No, I was one of those recommitted to helping rebuild the university. My family were concerned, it definitely made the news back in the States.
More local news that made headlines Stateside was the mosque shootings. How do you view that gruesome event?
I want to be very careful how I say this because on the one hand I think Jacinda Ardern led with compassion. Her response to such a tragedy was remarkable and the response of the people who endured that tragedy was remarkable. The forgiveness … all of it was very moving. The one thing I was interested in how quickly the manifesto was made illegal, we’re not going to use his name. All discussion of the perpetrator, his views, where he came from, how he organised a day like that seemed to just be shifted off the radar and in a sense you’ve just rendered those views invisible again.
You also witnessed New Zealand reacting to 9/11 early in your tenure here. How was it watching that terror attack unfold so far from home?
I remember the cone sculpture in Cathedral Square. People began using it spontaneously as a place to leave flowers. Many Kiwis were very, very generous but when we went into Iraq, New Zealand drew a line and did not support the invasion. You could see that mirrored in some of the angry voices. Around 2005 I was eating dinner by myself on the (Oxford) Terrace and a Kiwi heard my American accent. He just started screaming at me in front of everybody. That was just one person, but during the Bush administration you did run into more overt criticism.
Every time I go to the staff club – it is actually the rich girl’s house in Heavenly Creatures – in spring I love seeing these specific colours just blooming for the first time. You never get used to how beautiful it is.
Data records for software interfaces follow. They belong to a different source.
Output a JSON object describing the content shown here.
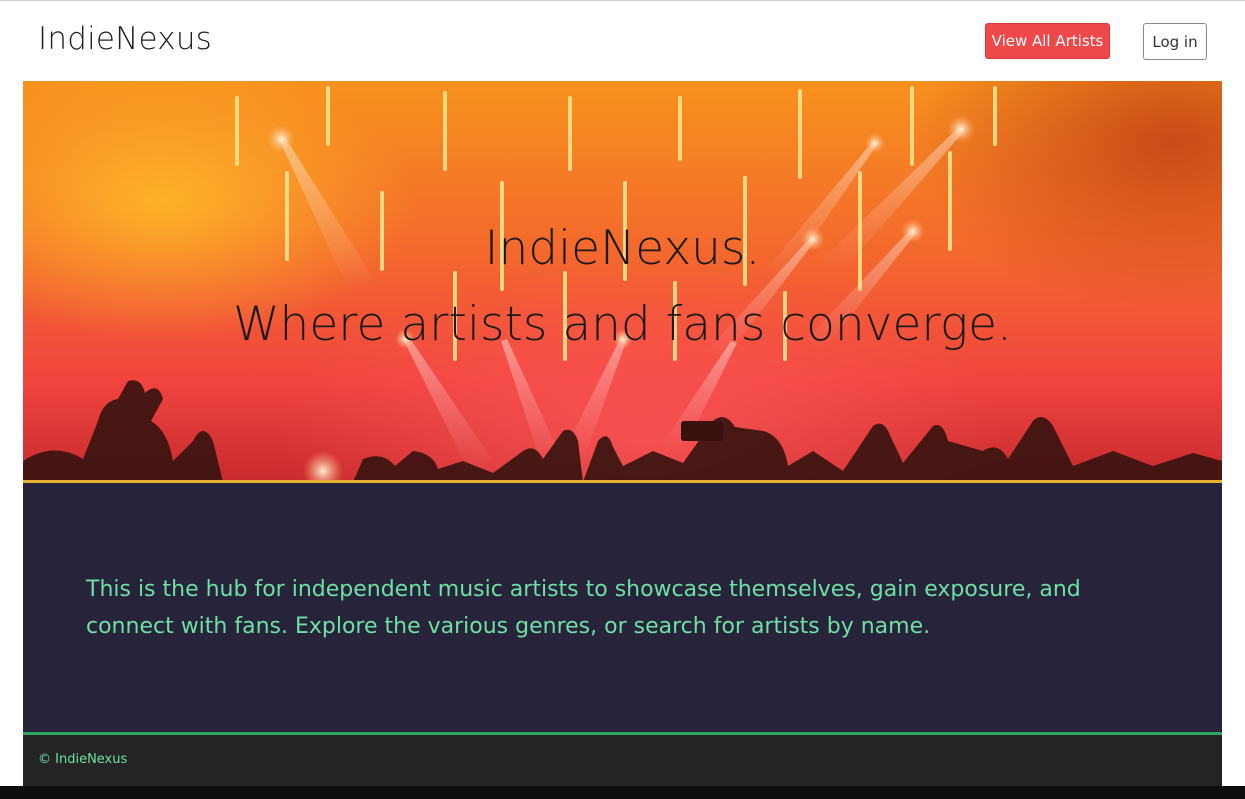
{
  "navbar": {
    "brand": "IndieNexus",
    "view_all_label": "View All Artists",
    "login_label": "Log in"
  },
  "hero": {
    "line1": "IndieNexus.",
    "line2": "Where artists and fans converge."
  },
  "intro": {
    "text": "This is the hub for independent music artists to showcase themselves, gain exposure, and connect with fans. Explore the various genres, or search for artists by name."
  },
  "footer": {
    "text": "© IndieNexus"
  },
  "colors": {
    "accent_button": "#ef4848",
    "intro_bg": "#26233a",
    "intro_text": "#6ee0a4",
    "footer_bg": "#242424",
    "footer_rule": "#2fa865",
    "hero_rule": "#e6b030"
  }
}
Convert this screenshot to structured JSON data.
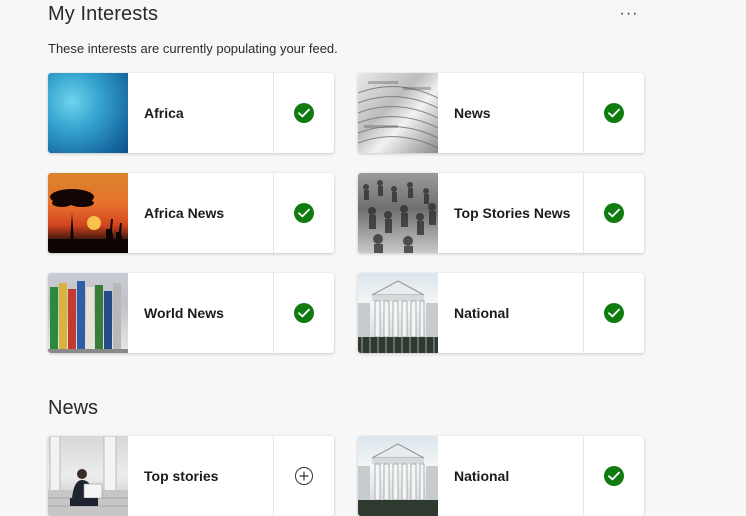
{
  "header": {
    "title": "My Interests",
    "subtitle": "These interests are currently populating your feed.",
    "more_label": "···"
  },
  "colors": {
    "check": "#107c10",
    "background": "#f7f7f7"
  },
  "interests": [
    {
      "label": "Africa",
      "thumb": "abstract-blue-image",
      "followed": true
    },
    {
      "label": "News",
      "thumb": "newspaper-stack-image",
      "followed": true
    },
    {
      "label": "Africa News",
      "thumb": "sunset-savanna-image",
      "followed": true
    },
    {
      "label": "Top Stories News",
      "thumb": "crowd-image",
      "followed": true
    },
    {
      "label": "World News",
      "thumb": "flags-image",
      "followed": true
    },
    {
      "label": "National",
      "thumb": "parliament-building-image",
      "followed": true
    }
  ],
  "news_section": {
    "title": "News",
    "items": [
      {
        "label": "Top stories",
        "thumb": "man-reading-newspaper-image",
        "followed": false
      },
      {
        "label": "National",
        "thumb": "parliament-building-image",
        "followed": true
      }
    ]
  }
}
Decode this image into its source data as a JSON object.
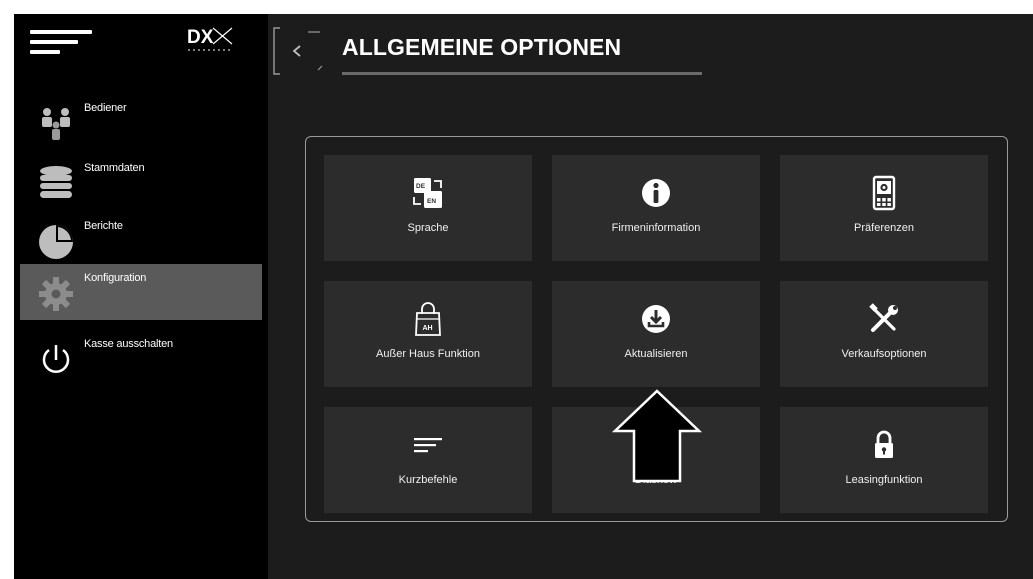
{
  "header": {
    "title": "ALLGEMEINE OPTIONEN"
  },
  "sidebar": {
    "logo_text": "DX",
    "items": [
      {
        "label": "Bediener",
        "icon": "users-icon",
        "active": false
      },
      {
        "label": "Stammdaten",
        "icon": "database-icon",
        "active": false
      },
      {
        "label": "Berichte",
        "icon": "pie-chart-icon",
        "active": false
      },
      {
        "label": "Konfiguration",
        "icon": "gear-icon",
        "active": true
      },
      {
        "label": "Kasse ausschalten",
        "icon": "power-icon",
        "active": false
      }
    ]
  },
  "tiles": [
    {
      "label": "Sprache",
      "icon": "language-icon"
    },
    {
      "label": "Firmeninformation",
      "icon": "info-icon"
    },
    {
      "label": "Präferenzen",
      "icon": "preferences-icon"
    },
    {
      "label": "Außer Haus Funktion",
      "icon": "takeaway-bag-icon"
    },
    {
      "label": "Aktualisieren",
      "icon": "update-download-icon"
    },
    {
      "label": "Verkaufsoptionen",
      "icon": "tools-icon"
    },
    {
      "label": "Kurzbefehle",
      "icon": "shortcuts-lines-icon"
    },
    {
      "label": "Diashow",
      "icon": "slideshow-icon"
    },
    {
      "label": "Leasingfunktion",
      "icon": "lock-icon"
    }
  ],
  "language_icon": {
    "from": "DE",
    "to": "EN"
  },
  "takeaway_icon_text": "AH",
  "colors": {
    "background": "#1c1c1c",
    "sidebar": "#000000",
    "active_item": "#5a5a5a",
    "tile": "#2c2c2c",
    "panel_border": "#9a9a9a"
  }
}
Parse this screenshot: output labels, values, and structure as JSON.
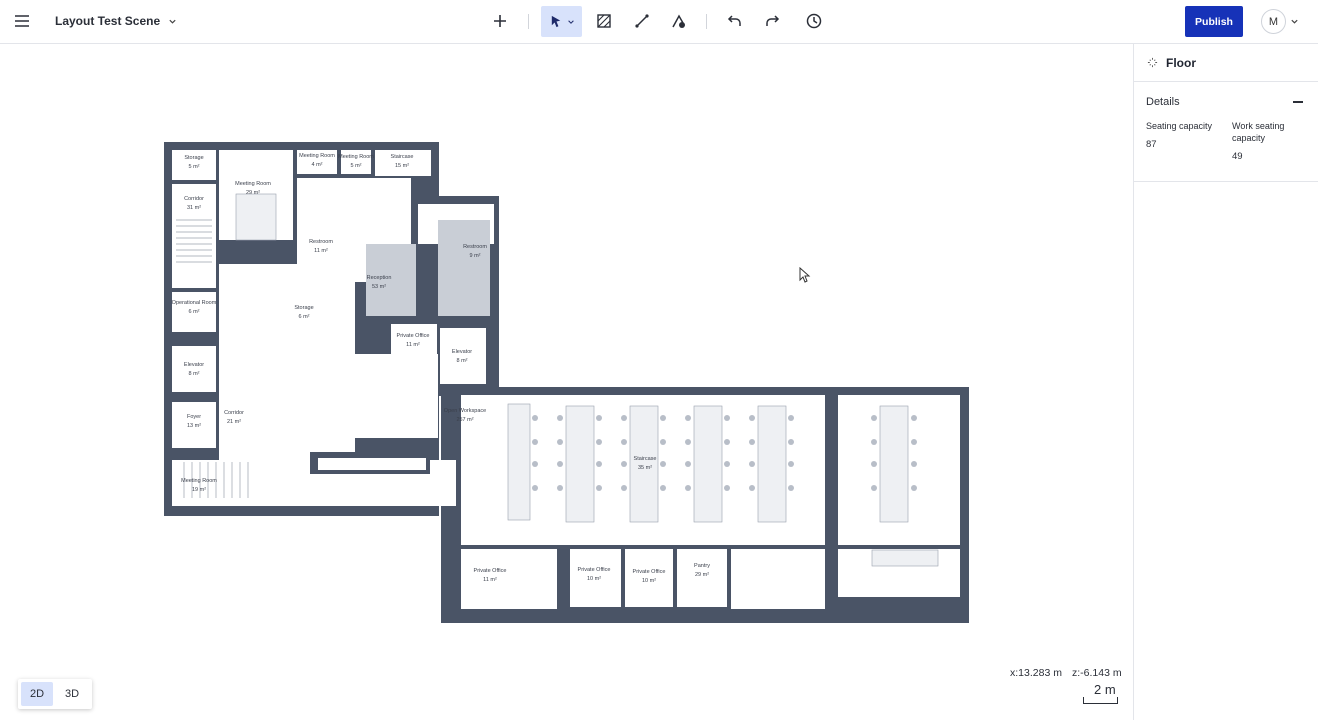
{
  "header": {
    "scene_title": "Layout Test Scene",
    "publish_label": "Publish",
    "avatar_initial": "M",
    "icons": [
      "menu-icon",
      "chevron-down-icon",
      "plus-icon",
      "select-cursor-icon",
      "hatch-area-icon",
      "line-draw-icon",
      "shape-icon",
      "undo-icon",
      "redo-icon",
      "history-icon"
    ]
  },
  "canvas": {
    "coord_x": "x:13.283 m",
    "coord_z": "z:-6.143 m",
    "scale_label": "2 m",
    "view_modes": [
      "2D",
      "3D"
    ],
    "active_view": "2D",
    "rooms": [
      {
        "name": "Storage",
        "area": "5 m²"
      },
      {
        "name": "Meeting Room",
        "area": "29 m²"
      },
      {
        "name": "Meeting Room",
        "area": "4 m²"
      },
      {
        "name": "Meeting Room",
        "area": "5 m²"
      },
      {
        "name": "Staircase",
        "area": "15 m²"
      },
      {
        "name": "Corridor",
        "area": "31 m²"
      },
      {
        "name": "Restroom",
        "area": "11 m²"
      },
      {
        "name": "Restroom",
        "area": "9 m²"
      },
      {
        "name": "Reception",
        "area": "53 m²"
      },
      {
        "name": "Storage",
        "area": "6 m²"
      },
      {
        "name": "Operational Room",
        "area": "6 m²"
      },
      {
        "name": "Private Office",
        "area": "11 m²"
      },
      {
        "name": "Elevator",
        "area": "8 m²"
      },
      {
        "name": "Elevator",
        "area": "8 m²"
      },
      {
        "name": "Foyer",
        "area": "13 m²"
      },
      {
        "name": "Corridor",
        "area": "21 m²"
      },
      {
        "name": "Open Workspace",
        "area": "257 m²"
      },
      {
        "name": "Staircase",
        "area": "35 m²"
      },
      {
        "name": "Meeting Room",
        "area": "19 m²"
      },
      {
        "name": "Private Office",
        "area": "11 m²"
      },
      {
        "name": "Private Office",
        "area": "10 m²"
      },
      {
        "name": "Private Office",
        "area": "10 m²"
      },
      {
        "name": "Pantry",
        "area": "29 m²"
      }
    ]
  },
  "panel": {
    "title": "Floor",
    "section_title": "Details",
    "seating_label": "Seating capacity",
    "seating_value": "87",
    "work_label": "Work seating capacity",
    "work_value": "49"
  },
  "colors": {
    "accent": "#1632b8",
    "active_tool_bg": "#d8e2fb",
    "wall": "#4a5466",
    "restroom": "#c9ced6"
  }
}
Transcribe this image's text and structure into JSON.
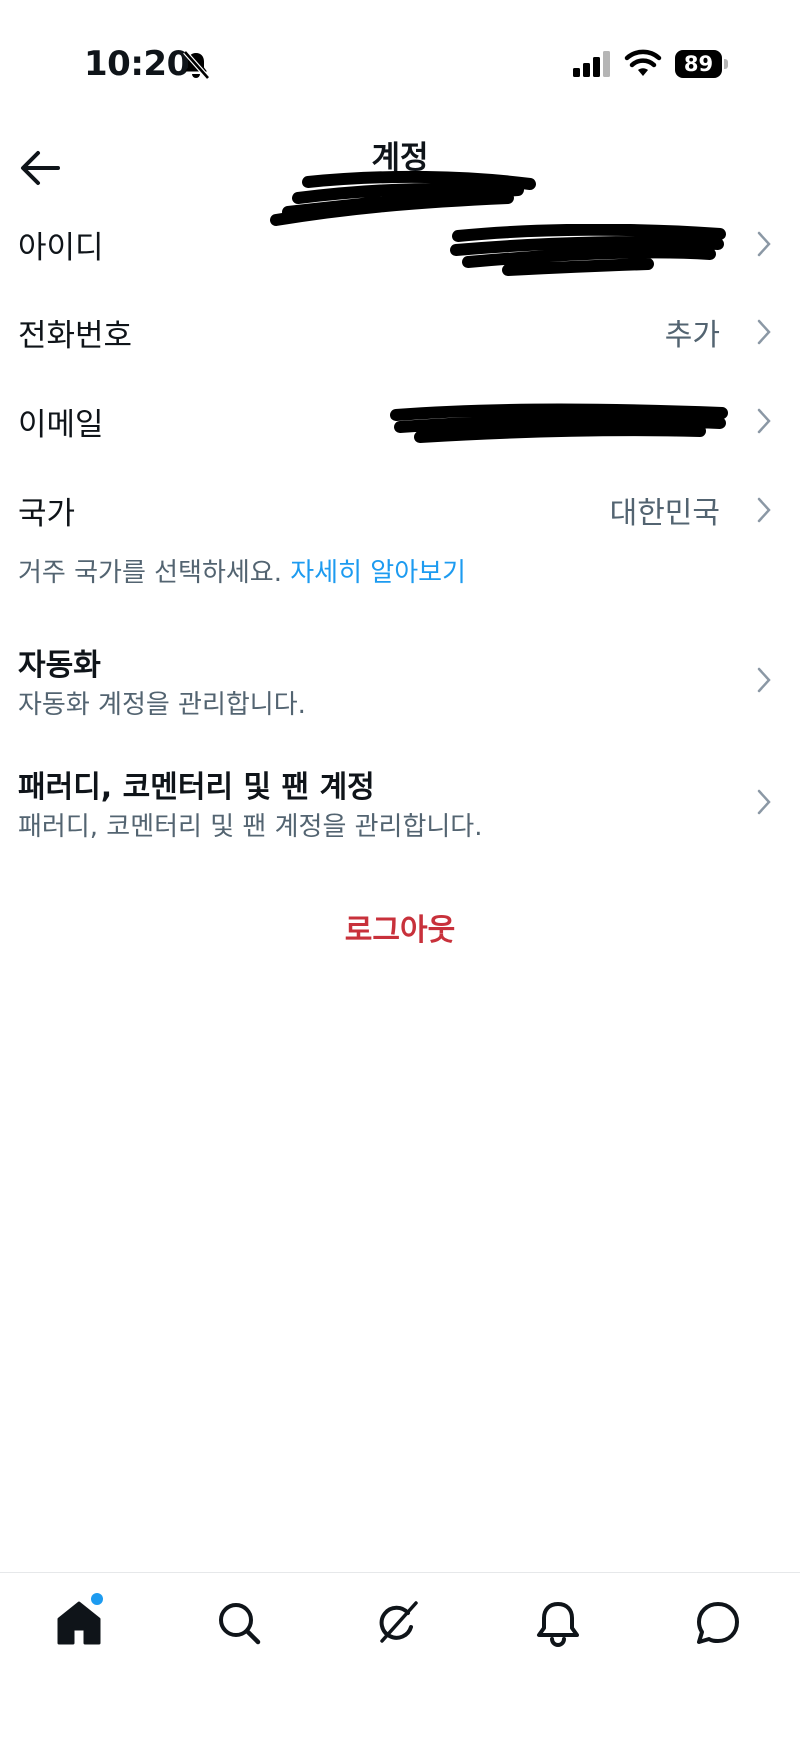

Now, thanks to Covid-19, you have a spring to look forward when you return home to Knoxville in late February, don’t you?
Covid-19 has made it so difficult to get home now. Flights are less reliable, we can’t know when there might be another round of virus outbreak, you have to go into quarantine. As my mother (Sandra) gets older – I also have a close relative who does have some significant health issues – I just need to be closer to them.
Your father Bill, who passed away in June 2018, shaped your academic future didn’t he?
He came from a very hardscrabble background and he became an engineer. He worked on the Apollo project. As a middle class dad it was very important to for him to pay for my college education. At the time I just took that for granted but now I realise what a gift that actually was.